    Capacity and speed requirements keep increasing for networking, but going from where are now to 100G networking isn’t a trivial matter, as Christopher Lameter and Fernando Garcia discussed recently in their LinuxCon Europe talk about the world of 100G networking. It may not be easy, but with recently developed machine learning algorithms combined with new, more powerful servers, the idea of 100G networking is becoming feasible and cost effective.
  • The World of 100G Networking by Christoph Lameter
    The idea of 100G networking is becoming feasible and cost effective. This talk gives an overview about the competing technologies in terms of technological differences and capabilities and then discusses the challenges of using various kernel interfaces to communicate at these high speeds.

Development News

  • Oh, the things Vim could teach Silicon Valley's code slingers
    Vim text editor turned 25 late last year – the first public iteration was launched on November 2, 1991, a couple of weeks after Linus Torvalds announced Linux. To celebrate Vim's anniversary, creator Bram Moolenaar recently dropped version 8.0. Ordinarily the update of a text editor wouldn't be worth mentioning, but this is the first major Vim release in ten years. In today's world, where web browsers drop major point updates (what they consider major, anyway) several times a year, Vim's lack of major updates is not just refreshing, but speaks of an entirely different approach to developing software. Even leaving aside the absurd version system of today's web browsers, eight releases in 25 years would be considered slow by today's software development standards. Interestingly, though, Vim's biggest rival, GNU Emacs, has a roughly similar development pace. GNU Emacs began life in the 1970s and is currently at version 25, which means it averages two releases to Vim's one, but still definitely on the slow side.
  • Learn to code site Code.org loses student work due to index bug
    Learn-to-code site Code.org is apologising to its students after being caught by a database table maxing out, and dropping progress for an unknown number of participants. In its mea-culpa blog post, the group says it was burned by a database table with a 32-bit index.
  • GCC 7.0 Lands The BRIG Frontend For AMD's HSA

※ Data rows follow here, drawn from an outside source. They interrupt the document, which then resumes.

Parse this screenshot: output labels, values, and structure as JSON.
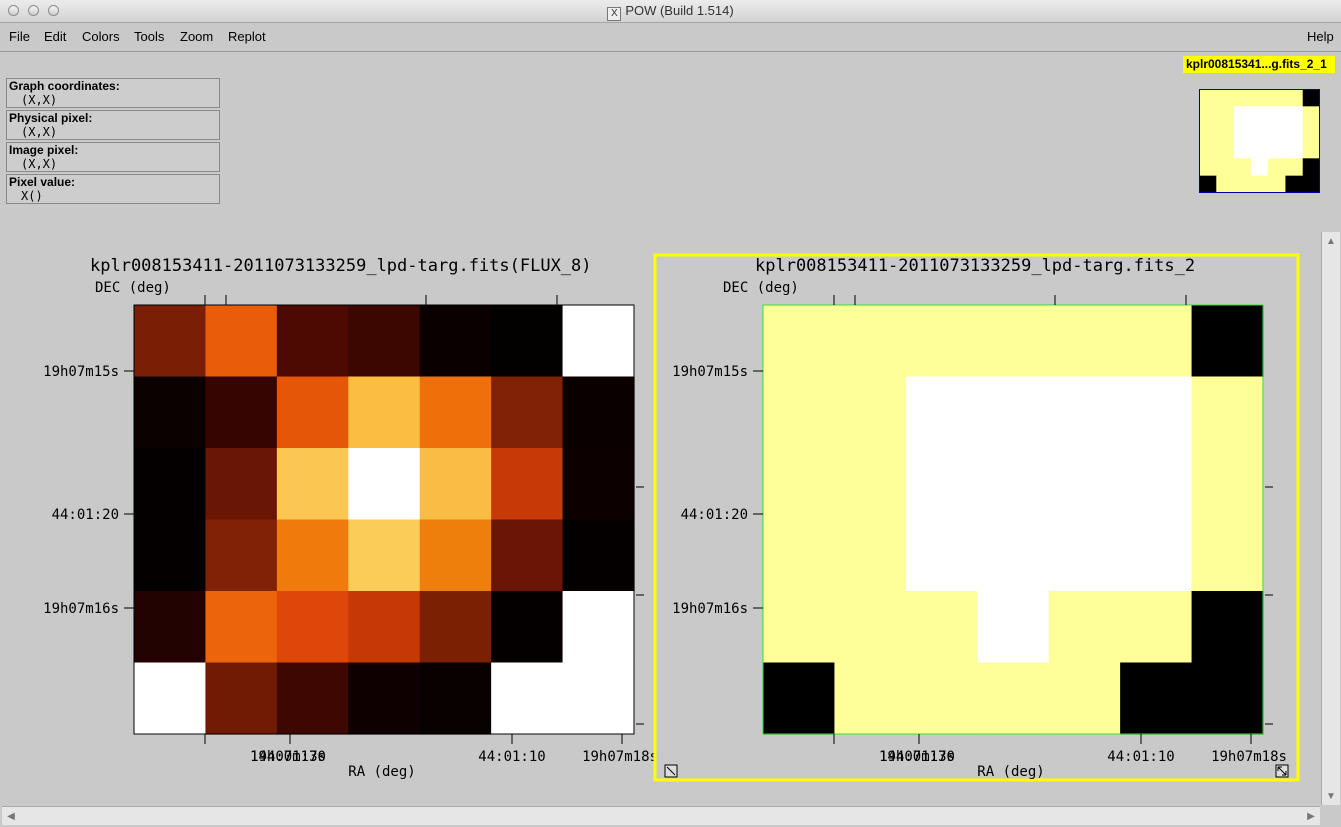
{
  "window": {
    "title": "POW (Build 1.514)",
    "x_glyph": "X"
  },
  "menubar": {
    "file": "File",
    "edit": "Edit",
    "colors": "Colors",
    "tools": "Tools",
    "zoom": "Zoom",
    "replot": "Replot",
    "help": "Help"
  },
  "coords": [
    {
      "label": "Graph coordinates:",
      "value": "(X,X)"
    },
    {
      "label": "Physical pixel:",
      "value": "(X,X)"
    },
    {
      "label": "Image pixel:",
      "value": "(X,X)"
    },
    {
      "label": "Pixel value:",
      "value": "X()"
    }
  ],
  "current_graph_tag": "kplr00815341...g.fits_2_1",
  "colors": {
    "highlight": "#ffff00",
    "green_border": "#33dd33",
    "bg": "#c9c9c9"
  },
  "graphs": [
    {
      "title": "kplr008153411-2011073133259_lpd-targ.fits(FLUX_8)",
      "ylabel": "DEC (deg)",
      "xlabel": "RA (deg)",
      "yticks": [
        "19h07m15s",
        "44:01:20",
        "19h07m16s"
      ],
      "xticks": [
        "144:01:30",
        "19h07m17s",
        "44:01:10",
        "19h07m18s"
      ],
      "colormap": "hot",
      "pixels": [
        [
          "#7a1e06",
          "#e85c0a",
          "#4c0a02",
          "#3c0601",
          "#0a0000",
          "#030000",
          "#ffffff"
        ],
        [
          "#0c0101",
          "#370501",
          "#e55608",
          "#f9be42",
          "#ef6f0a",
          "#7f2205",
          "#0b0000"
        ],
        [
          "#040000",
          "#6a1604",
          "#fbc651",
          "#ffffff",
          "#f9bc44",
          "#c83a05",
          "#0c0000"
        ],
        [
          "#040000",
          "#7f2205",
          "#f07b0c",
          "#fccc59",
          "#ee7f0c",
          "#6b1604",
          "#050000"
        ],
        [
          "#230202",
          "#ec640b",
          "#df470a",
          "#c63905",
          "#7c2004",
          "#050000",
          "#ffffff"
        ],
        [
          "#ffffff",
          "#711a04",
          "#3e0702",
          "#0e0000",
          "#080000",
          "#ffffff",
          "#ffffff"
        ]
      ]
    },
    {
      "title": "kplr008153411-2011073133259_lpd-targ.fits_2",
      "ylabel": "DEC (deg)",
      "xlabel": "RA (deg)",
      "yticks": [
        "19h07m15s",
        "44:01:20",
        "19h07m16s"
      ],
      "xticks": [
        "144:01:30",
        "19h07m17s",
        "44:01:10",
        "19h07m18s"
      ],
      "colormap": "mask",
      "pixels": [
        [
          "#ffff99",
          "#ffff99",
          "#ffff99",
          "#ffff99",
          "#ffff99",
          "#ffff99",
          "#000000"
        ],
        [
          "#ffff99",
          "#ffff99",
          "#ffffff",
          "#ffffff",
          "#ffffff",
          "#ffffff",
          "#ffff99"
        ],
        [
          "#ffff99",
          "#ffff99",
          "#ffffff",
          "#ffffff",
          "#ffffff",
          "#ffffff",
          "#ffff99"
        ],
        [
          "#ffff99",
          "#ffff99",
          "#ffffff",
          "#ffffff",
          "#ffffff",
          "#ffffff",
          "#ffff99"
        ],
        [
          "#ffff99",
          "#ffff99",
          "#ffff99",
          "#ffffff",
          "#ffff99",
          "#ffff99",
          "#000000"
        ],
        [
          "#000000",
          "#ffff99",
          "#ffff99",
          "#ffff99",
          "#ffff99",
          "#000000",
          "#000000"
        ]
      ]
    }
  ],
  "thumbnail": {
    "pixels": [
      [
        "#ffff99",
        "#ffff99",
        "#ffff99",
        "#ffff99",
        "#ffff99",
        "#ffff99",
        "#000000"
      ],
      [
        "#ffff99",
        "#ffff99",
        "#ffffff",
        "#ffffff",
        "#ffffff",
        "#ffffff",
        "#ffff99"
      ],
      [
        "#ffff99",
        "#ffff99",
        "#ffffff",
        "#ffffff",
        "#ffffff",
        "#ffffff",
        "#ffff99"
      ],
      [
        "#ffff99",
        "#ffff99",
        "#ffffff",
        "#ffffff",
        "#ffffff",
        "#ffffff",
        "#ffff99"
      ],
      [
        "#ffff99",
        "#ffff99",
        "#ffff99",
        "#ffffff",
        "#ffff99",
        "#ffff99",
        "#000000"
      ],
      [
        "#000000",
        "#ffff99",
        "#ffff99",
        "#ffff99",
        "#ffff99",
        "#000000",
        "#000000"
      ]
    ]
  }
}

    GCC 7 moved on to only bug/documentation fixes but an exception was granted to allow the BRIG front-end to land for AMD's HSA support in this year's GNU Compiler Collection update. As of this morning, the BRIG front-end has merged. BRIG is the binary form of the Heterogeneous System Architecture Intermediate Language (HSA IL). This BRING front-end also brings the libhsail-rt run-time into GCC. So far BRIG in GCC has just been tested on Linux x86_64.